- Don’t take copious amounts of magnesium without doing proper testing.
- Be cautious about taking magnesium if you have any of the four contraindications described at the end of this post.
- Along with magnesium, take a multiple-mineral supplement and follow my guidelines for adding sea salt to your drinking water. All of these are necessary to maintain mineral balance.
- Obtain sufficient calcium (600 mg per day) in your daily diet or use a highly absorbable form of calcium as a supplement.
The Fail-safe Of Magnesium
Our bodies have a fail-safe mechanism that prevents us from absorbing too much magnesium. If we consume too much magnesium in our diets or from supplements, the body rids itself of the excess by flushing it out through the bowels with diarrhea. This built-in fail-safe makes magnesium, in my opinion, one of the safest nutrients you can take.
This fail-safe was created during our evolution in a culture living near the ocean where most of humanity survived on produce from the sea. Sea water has three times more magnesium than calcium. So, the primitive diet was high in magnesium-rich foods (seaweed, fish, and shellfish), and low in calcium. Thus, it became important to eliminate too much magnesium via the bowels but grab on to as much calcium as possible via vitamin D.
In current times, we are eating high-calcium foods and calcium-fortified foods, and we’re taking far more calcium supplementation than magnesium. We also take high doses of vitamin D, which holds on to calcium, to our detriment.
What Kind of Magnesium Works Best?
There are so many types of magnesium, what’s the best type and how much should I use?
There are many different types of magnesium, including magnesium oxide and magnesium compounds like glycinate, malate, and citrate powder, but none are as fully absorbed by cells as a picometer magnesium formula. In fact, picometer magnesium is so well absorbed into the cells that there isn’t any left over to make its way into the intestines.
Picometer magnesium ions are stabilized allowing full cellular absorption and assimilation, thus no laxative effect.
Also, it’s important for kidney patients to receive picometer, stabilized ionic magnesium that is absorbed directly into cells and therefore does not build up in the blood to cause electrolyte imbalance and rhythm disturbances.
So, when you’re looking for a magnesium formula, the different types above will all give you some of the magnesium effect, but picometer magnesium will give you the highest level of saturation.
You can learn about a picometer magnesium that I developed called: ReMag (disclosure: this is my product).
Dr. Carolyn Dean
Contraindications to Magnesium Consumption
- Kidney failure. With kidney failure, there is an inability to clear magnesium from the kidneys.

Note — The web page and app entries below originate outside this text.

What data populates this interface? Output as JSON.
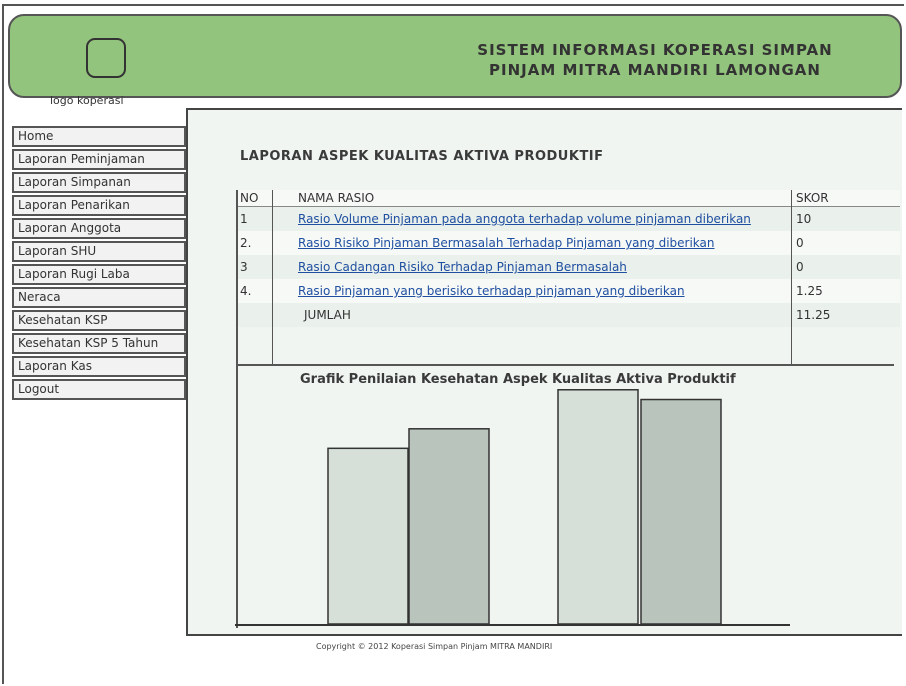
{
  "header": {
    "logo_text": "logo koperasi",
    "title_line1": "SISTEM INFORMASI KOPERASI SIMPAN",
    "title_line2": "PINJAM MITRA MANDIRI LAMONGAN"
  },
  "sidebar": {
    "items": [
      {
        "label": "Home"
      },
      {
        "label": "Laporan Peminjaman"
      },
      {
        "label": "Laporan Simpanan"
      },
      {
        "label": "Laporan Penarikan"
      },
      {
        "label": "Laporan Anggota"
      },
      {
        "label": "Laporan SHU"
      },
      {
        "label": "Laporan Rugi Laba"
      },
      {
        "label": "Neraca"
      },
      {
        "label": "Kesehatan KSP"
      },
      {
        "label": "Kesehatan KSP 5 Tahun"
      },
      {
        "label": "Laporan Kas"
      },
      {
        "label": "Logout"
      }
    ]
  },
  "report": {
    "title": "LAPORAN ASPEK KUALITAS AKTIVA PRODUKTIF",
    "columns": {
      "no": "NO",
      "nama": "NAMA RASIO",
      "skor": "SKOR"
    },
    "rows": [
      {
        "no": "1",
        "nama": "Rasio Volume Pinjaman pada anggota terhadap volume pinjaman diberikan",
        "skor": "10"
      },
      {
        "no": "2.",
        "nama": "Rasio Risiko Pinjaman Bermasalah Terhadap Pinjaman yang diberikan",
        "skor": "0"
      },
      {
        "no": "3",
        "nama": "Rasio Cadangan Risiko  Terhadap Pinjaman Bermasalah",
        "skor": "0"
      },
      {
        "no": "4.",
        "nama": "Rasio Pinjaman yang berisiko terhadap pinjaman yang diberikan",
        "skor": "1.25"
      }
    ],
    "total": {
      "label": "JUMLAH",
      "skor": "11.25"
    }
  },
  "chart_data": {
    "type": "bar",
    "title": "Grafik Penilaian Kesehatan Aspek Kualitas Aktiva Produktif",
    "series": [
      {
        "values": [
          0.72,
          0.8,
          0.96,
          0.92
        ]
      }
    ],
    "ylim": [
      0,
      1
    ],
    "grid": false,
    "colors": [
      "#d6e0d9",
      "#b9c4bd",
      "#d6e0d9",
      "#b9c4bd"
    ]
  },
  "footer": {
    "copyright": "Copyright © 2012 Koperasi Simpan Pinjam MITRA MANDIRI"
  }
}
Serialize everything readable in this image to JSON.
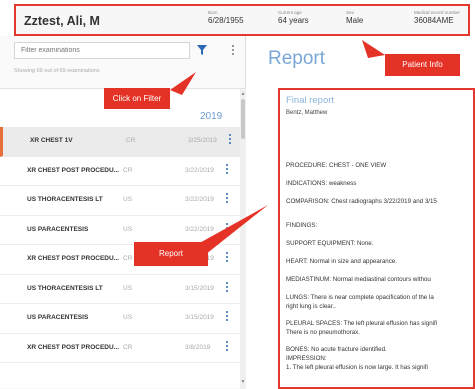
{
  "patient": {
    "name": "Zztest, Ali, M",
    "born_label": "Born",
    "born_value": "6/28/1955",
    "age_label": "Current age",
    "age_value": "64 years",
    "sex_label": "Sex",
    "sex_value": "Male",
    "mrn_label": "Medical record number",
    "mrn_value": "36084AME"
  },
  "sidebar": {
    "filter_placeholder": "Filter examinations",
    "showing_text": "Showing 69 out of 69 examinations",
    "year": "2019",
    "items": [
      {
        "name": "XR CHEST 1V",
        "modality": "CR",
        "date": "3/25/2019"
      },
      {
        "name": "XR CHEST POST PROCEDU...",
        "modality": "CR",
        "date": "3/22/2019"
      },
      {
        "name": "US THORACENTESIS LT",
        "modality": "US",
        "date": "3/22/2019"
      },
      {
        "name": "US PARACENTESIS",
        "modality": "US",
        "date": "3/22/2019"
      },
      {
        "name": "XR CHEST POST PROCEDU...",
        "modality": "CR",
        "date": "3/19/2019"
      },
      {
        "name": "US THORACENTESIS LT",
        "modality": "US",
        "date": "3/15/2019"
      },
      {
        "name": "US PARACENTESIS",
        "modality": "US",
        "date": "3/15/2019"
      },
      {
        "name": "XR CHEST POST PROCEDU...",
        "modality": "CR",
        "date": "3/8/2019"
      }
    ]
  },
  "report": {
    "title": "Report",
    "final_report_label": "Final report",
    "author": "Bentz, Matthew",
    "lines": [
      "PROCEDURE: CHEST - ONE VIEW",
      "INDICATIONS: weakness",
      "COMPARISON: Chest radiographs 3/22/2019 and 3/15",
      "FINDINGS:",
      "SUPPORT EQUIPMENT: None.",
      "HEART: Normal in size and appearance.",
      "MEDIASTINUM: Normal mediastinal contours withou",
      "LUNGS: There is near complete opacification of the la",
      "right lung is clear..",
      "PLEURAL SPACES: The left pleural effusion has signifi",
      "There is no pneumothorax.",
      "BONES: No acute fracture identified.",
      "IMPRESSION:",
      "1. The left pleural effusion is now large. It has signifi"
    ]
  },
  "annotations": {
    "patient_info": "Patient Info",
    "click_on_filter": "Click on Filter",
    "report": "Report"
  },
  "colors": {
    "annotation_red": "#e53226",
    "accent_blue": "#7aa7d7",
    "selected_marker": "#e8703a"
  }
}
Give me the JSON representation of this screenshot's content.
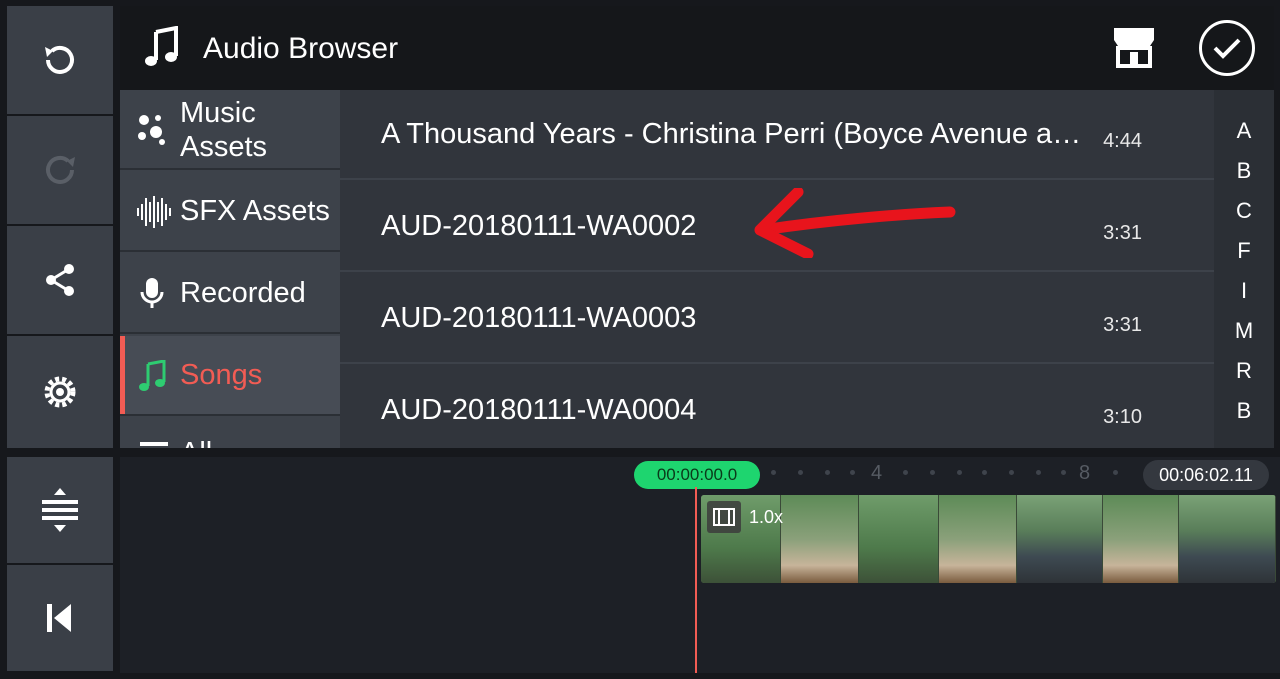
{
  "header": {
    "title": "Audio Browser"
  },
  "sidebar": {
    "items": [
      {
        "label": "Music\nAssets"
      },
      {
        "label": "SFX Assets"
      },
      {
        "label": "Recorded"
      },
      {
        "label": "Songs",
        "active": true
      },
      {
        "label": "All"
      }
    ]
  },
  "songs": [
    {
      "name": "A Thousand Years - Christina Perri (Boyce Avenue a…",
      "duration": "4:44"
    },
    {
      "name": "AUD-20180111-WA0002",
      "duration": "3:31"
    },
    {
      "name": "AUD-20180111-WA0003",
      "duration": "3:31"
    },
    {
      "name": "AUD-20180111-WA0004",
      "duration": "3:10"
    }
  ],
  "index_letters": [
    "A",
    "B",
    "C",
    "F",
    "I",
    "M",
    "R",
    "B"
  ],
  "timeline": {
    "current_time": "00:00:00.0",
    "total_time": "00:06:02.11",
    "ruler_marks": [
      "4",
      "8"
    ],
    "clip_speed": "1.0x"
  },
  "colors": {
    "accent": "#f25c54",
    "playhead_pill": "#1ed56f",
    "songs_icon": "#2ecc71"
  }
}
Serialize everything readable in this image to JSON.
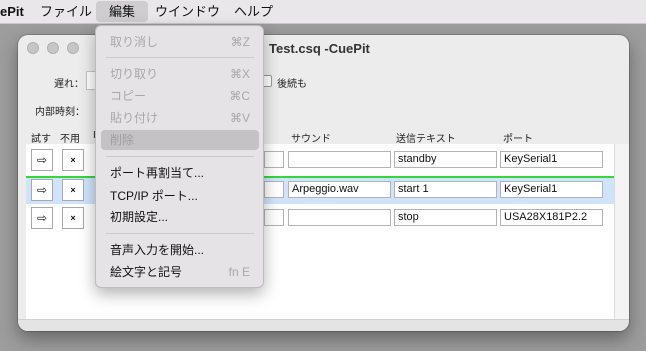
{
  "menubar": {
    "app": "ePit",
    "items": [
      "ファイル",
      "編集",
      "ウインドウ",
      "ヘルプ"
    ]
  },
  "window": {
    "title": "Test.csq -CuePit",
    "delay_label": "遅れ：",
    "continuous_label": "後続も",
    "clock_label": "内部時刻：",
    "headers": {
      "try": "試す",
      "unused": "不用",
      "extra": "I",
      "sound": "サウンド",
      "send_text": "送信テキスト",
      "port": "ポート"
    },
    "rows": [
      {
        "try_icon": "⇨",
        "remove_icon": "×",
        "sound": "",
        "text": "standby",
        "port": "KeySerial1"
      },
      {
        "try_icon": "⇨",
        "remove_icon": "×",
        "sound": "Arpeggio.wav",
        "text": "start 1",
        "port": "KeySerial1"
      },
      {
        "try_icon": "⇨",
        "remove_icon": "×",
        "sound": "",
        "text": "stop",
        "port": "USA28X181P2.2"
      }
    ]
  },
  "edit_menu": {
    "undo": {
      "label": "取り消し",
      "shortcut": "⌘Z"
    },
    "cut": {
      "label": "切り取り",
      "shortcut": "⌘X"
    },
    "copy": {
      "label": "コピー",
      "shortcut": "⌘C"
    },
    "paste": {
      "label": "貼り付け",
      "shortcut": "⌘V"
    },
    "delete": {
      "label": "削除"
    },
    "reassign_port": {
      "label": "ポート再割当て..."
    },
    "tcpip_port": {
      "label": "TCP/IP ポート..."
    },
    "preferences": {
      "label": "初期設定..."
    },
    "dictation": {
      "label": "音声入力を開始..."
    },
    "emoji": {
      "label": "絵文字と記号",
      "shortcut": "fn E"
    }
  },
  "colors": {
    "selected_row": "#cfe4fb",
    "current_cue_line": "#35d63c",
    "menu_highlight": "#c4c2c5"
  }
}
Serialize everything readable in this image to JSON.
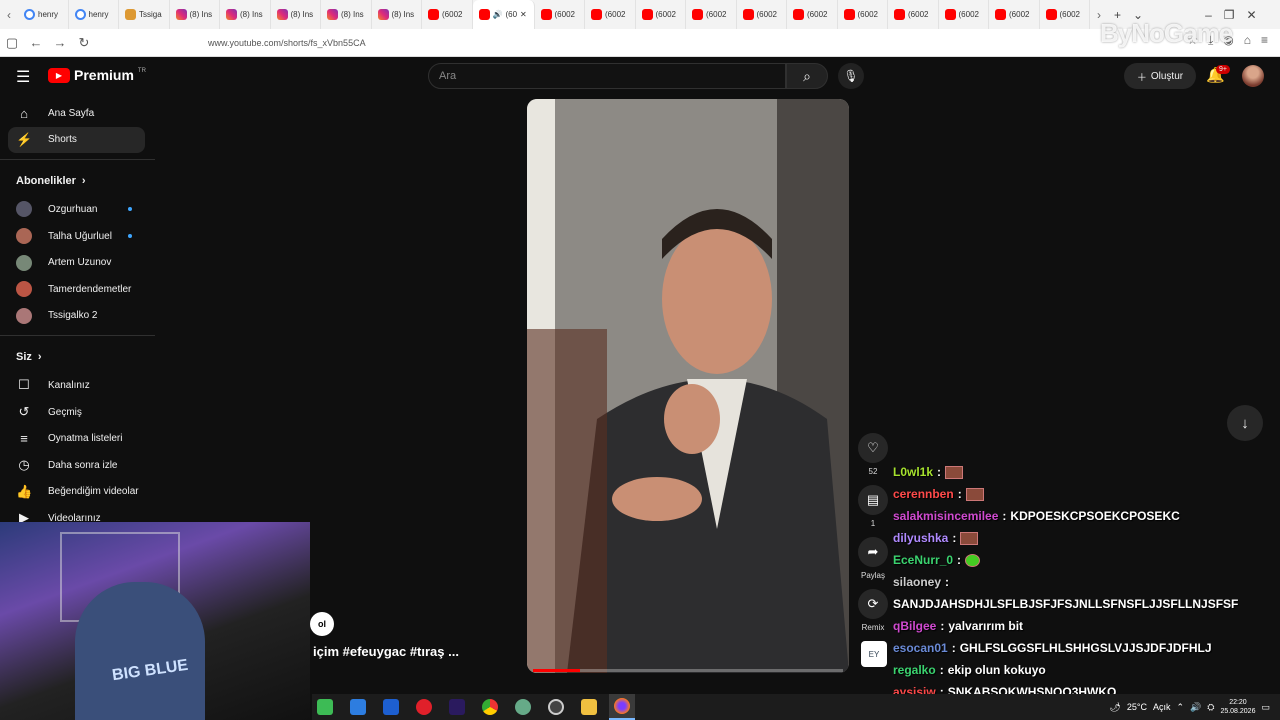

- Myasthenia gravis. Intravenous administration could accentuate muscle relaxation and collapse the respiratory muscles.
- Excessively slow heart rate. Slow heart rates can be made even slower with magnesium, as magnesium relaxes the heart. Very slow heart rates often require an artificial pacemaker.
- Bowel obstruction. The main route of elimination of oral magnesium is through the bowel.